When a friend turned me on to Williamsburg’s FalafaPizza about a month ago, I immediately thought of Queens-based rap duo Das Racist’s novelty hit “Combination Pizza Hut and Taco Bell.” Falafel joints that serve pizza are not that unusual, but surely this must be the only one to have copped the iconic Godfather logo. As my buddy and I waited to order a falafel, a woman walked in and asked for a slice. “No pizza, falafapita. Pizza across the street,” the man behind the counter said in an Israeli accent. As it turns out, they were also out of falafel that evening—but I vowed to return to this unusual establishment.

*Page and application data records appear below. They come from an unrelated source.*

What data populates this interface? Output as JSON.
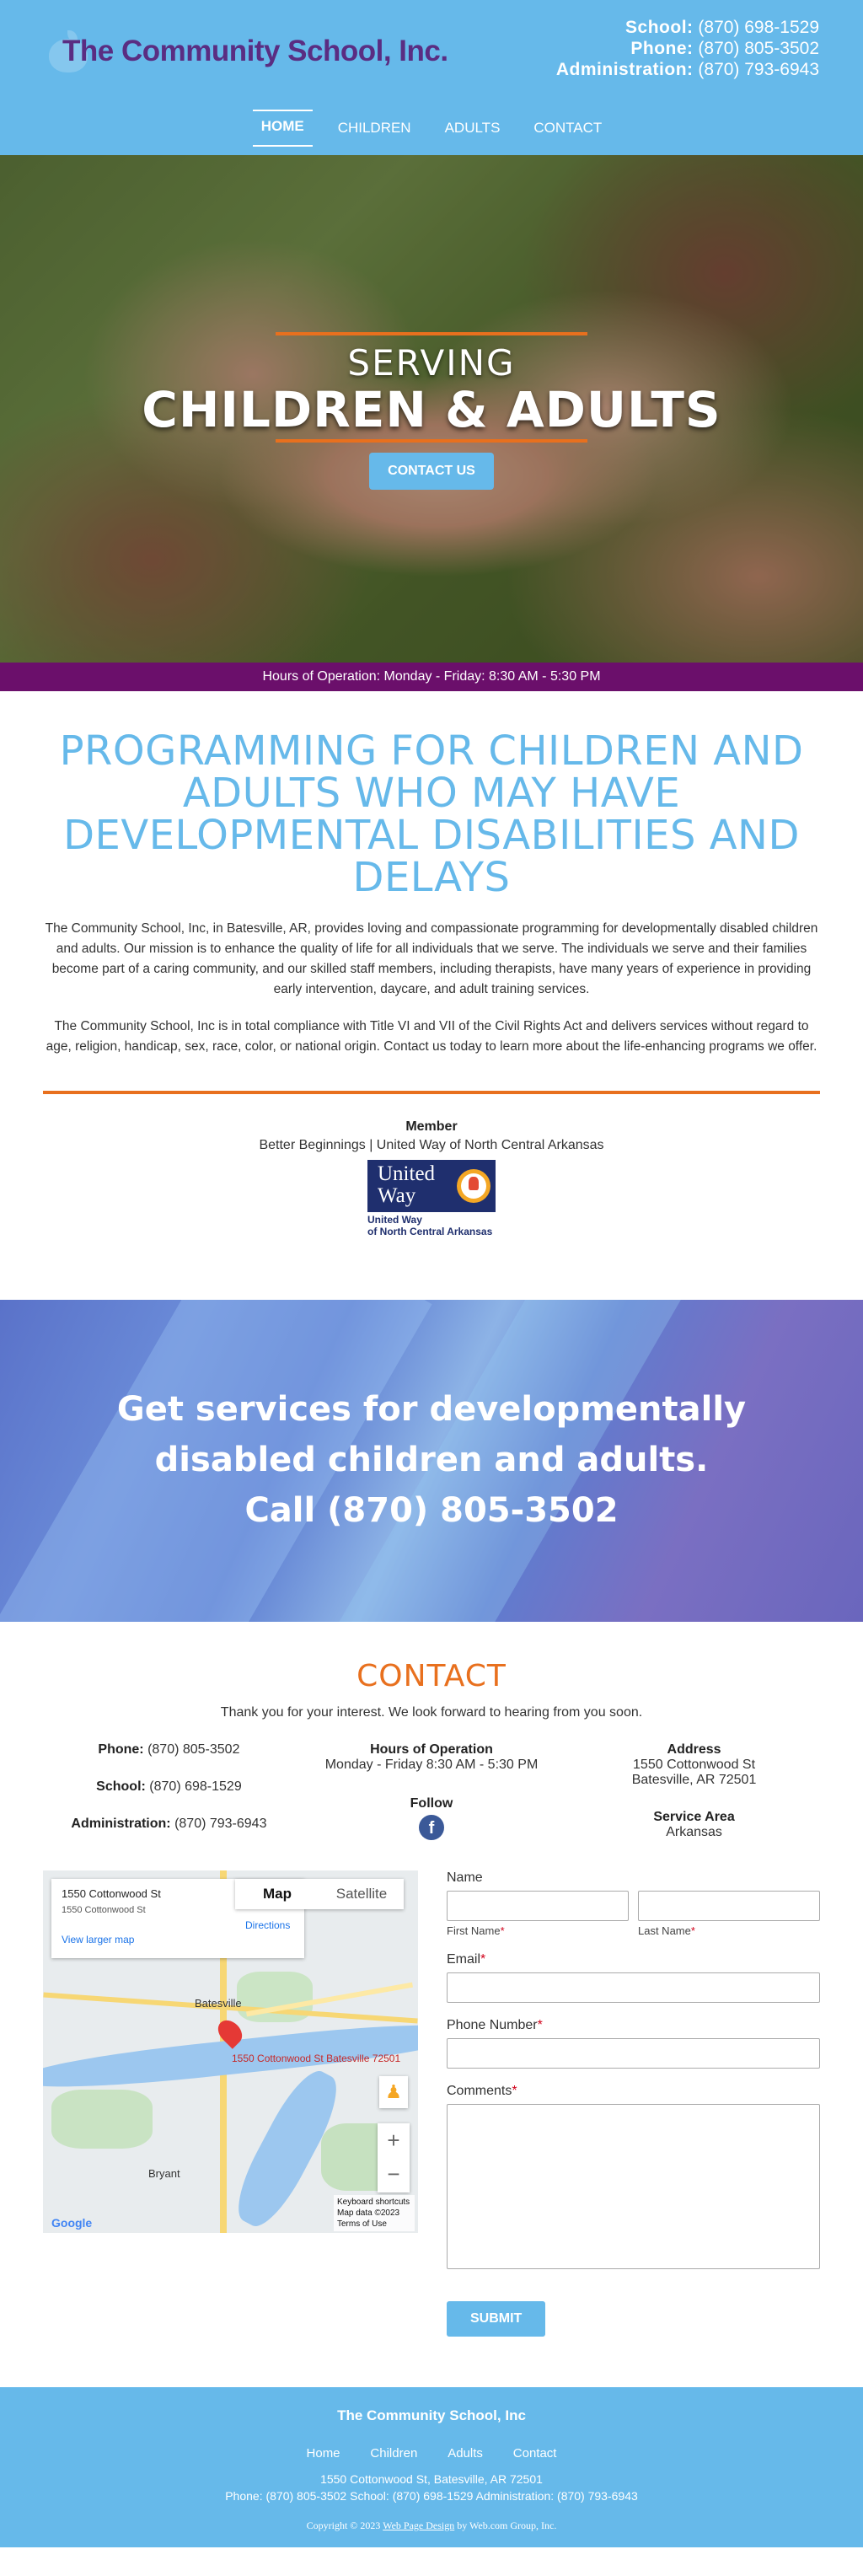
{
  "header": {
    "logo_text": "The Community School, Inc.",
    "contacts": [
      {
        "label": "School:",
        "value": "(870) 698-1529"
      },
      {
        "label": "Phone:",
        "value": "(870) 805-3502"
      },
      {
        "label": "Administration:",
        "value": "(870) 793-6943"
      }
    ]
  },
  "nav": [
    "HOME",
    "CHILDREN",
    "ADULTS",
    "CONTACT"
  ],
  "hero": {
    "subtitle": "SERVING",
    "title": "CHILDREN & ADULTS",
    "button": "CONTACT US"
  },
  "hours_bar": "Hours of Operation: Monday - Friday: 8:30 AM - 5:30 PM",
  "intro": {
    "heading": "PROGRAMMING FOR CHILDREN AND ADULTS WHO MAY HAVE DEVELOPMENTAL DISABILITIES AND DELAYS",
    "p1": "The Community School, Inc, in Batesville, AR, provides loving and compassionate programming for developmentally disabled children and adults. Our mission is to enhance the quality of life for all individuals that we serve. The individuals we serve and their families become part of a caring community, and our skilled staff members, including therapists, have many years of experience in providing early intervention, daycare, and adult training services.",
    "p2": "The Community School, Inc is in total compliance with Title VI and VII of the Civil Rights Act and delivers services without regard to age, religion, handicap, sex, race, color, or national origin. Contact us today to learn more about the life-enhancing programs we offer."
  },
  "member": {
    "title": "Member",
    "text": "Better Beginnings | United Way of North Central Arkansas",
    "logo_line1": "United",
    "logo_line2": "Way",
    "logo_caption1": "United Way",
    "logo_caption2": "of North Central Arkansas"
  },
  "banner": {
    "line1": "Get services for developmentally",
    "line2": "disabled children and adults.",
    "line3": "Call (870) 805-3502"
  },
  "contact": {
    "heading": "CONTACT",
    "thanks": "Thank you for your interest. We look forward to hearing from you soon.",
    "phones": [
      {
        "label": "Phone:",
        "value": "(870) 805-3502"
      },
      {
        "label": "School:",
        "value": "(870) 698-1529"
      },
      {
        "label": "Administration:",
        "value": "(870) 793-6943"
      }
    ],
    "hours_title": "Hours of Operation",
    "hours_text": "Monday - Friday 8:30 AM - 5:30 PM",
    "follow": "Follow",
    "address_title": "Address",
    "address_line1": "1550 Cottonwood St",
    "address_line2": "Batesville, AR 72501",
    "service_title": "Service Area",
    "service_text": "Arkansas"
  },
  "map": {
    "card_title": "1550 Cottonwood St",
    "card_addr": "1550 Cottonwood St",
    "directions": "Directions",
    "larger": "View larger map",
    "tab_map": "Map",
    "tab_satellite": "Satellite",
    "town1": "Batesville",
    "town2": "Bryant",
    "pin_label": "1550 Cottonwood St Batesville 72501",
    "terms1": "Keyboard shortcuts",
    "terms2": "Map data ©2023",
    "terms3": "Terms of Use",
    "google": "Google"
  },
  "form": {
    "name_label": "Name",
    "first_label": "First Name",
    "last_label": "Last Name",
    "email_label": "Email",
    "phone_label": "Phone Number",
    "comments_label": "Comments",
    "submit": "SUBMIT",
    "required_mark": "*"
  },
  "footer": {
    "title": "The Community School, Inc",
    "nav": [
      "Home",
      "Children",
      "Adults",
      "Contact"
    ],
    "address": "1550 Cottonwood St, Batesville, AR 72501",
    "phones": "Phone: (870) 805-3502 School: (870) 698-1529 Administration: (870) 793-6943",
    "copy_pre": "Copyright © 2023",
    "copy_link": "Web Page Design",
    "copy_post": "by Web.com Group, Inc."
  },
  "colors": {
    "primary_blue": "#66b9ea",
    "orange": "#e8701e",
    "purple_bar": "#6b0f6b",
    "logo_purple": "#5a2d82"
  }
}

Earlier this week I took the bus from my native Rego Parkistan to Billyburg, eager to try a sandwich of fried chickpea balls from FalafaPizza. The place had changed its name to FalafaPita. Why, I wondered. Was the original sign a printer’s mistake?
“In the beginning we decided to sell pizza,” the shop’s owner, Amit Lavi, who hails from Haifa, told me. “For four weeks we sold two slices a day and then we took it off the menu.” Lavi changed the sign a month ago. Look closely and you can still the outline of the word “pizza.”
That explains the pizza part, but what about the Godfather reference? “I know that’s the logo, but we meant it as the hand of God,” Lavi said, “ensuring that everything will be good, falafel will be good, people will come.”
Lavi made an offer I couldn’t refuse, and convinced me to order what he calls a sabich enhanced ($4). As I waited for my sandwich, a dude wearing a yarmulke walked in and asked for a slice of pizza. (Guess he didn't see the new sign.)
For those of you who’ve never had the pleasure of eating a sabich, imagine as follows: Take a pita, add hummus, slices of hard-boiled egg, fried eggplant, fried onions, lettuce, tomato, Israeli pickles, tahini, and splash of the spicy pickled mango sauce known as amba. This sandwich is already a powerhouse of contrasting textures and flavors, but when it’s enhanced with two perfectly fried falafel balls, it’s even better. It’s so good I had a second one. While I was eating it, I couldn’t help but wonder whether Lavi had ever heard of the band Falafel Mafia.
295 Broadway, Brooklyn NY 11211 (map) 718-302-0020
All products linked here have been independently selected by our editors. We may earn a commission on purchases, as described in our affiliate policy.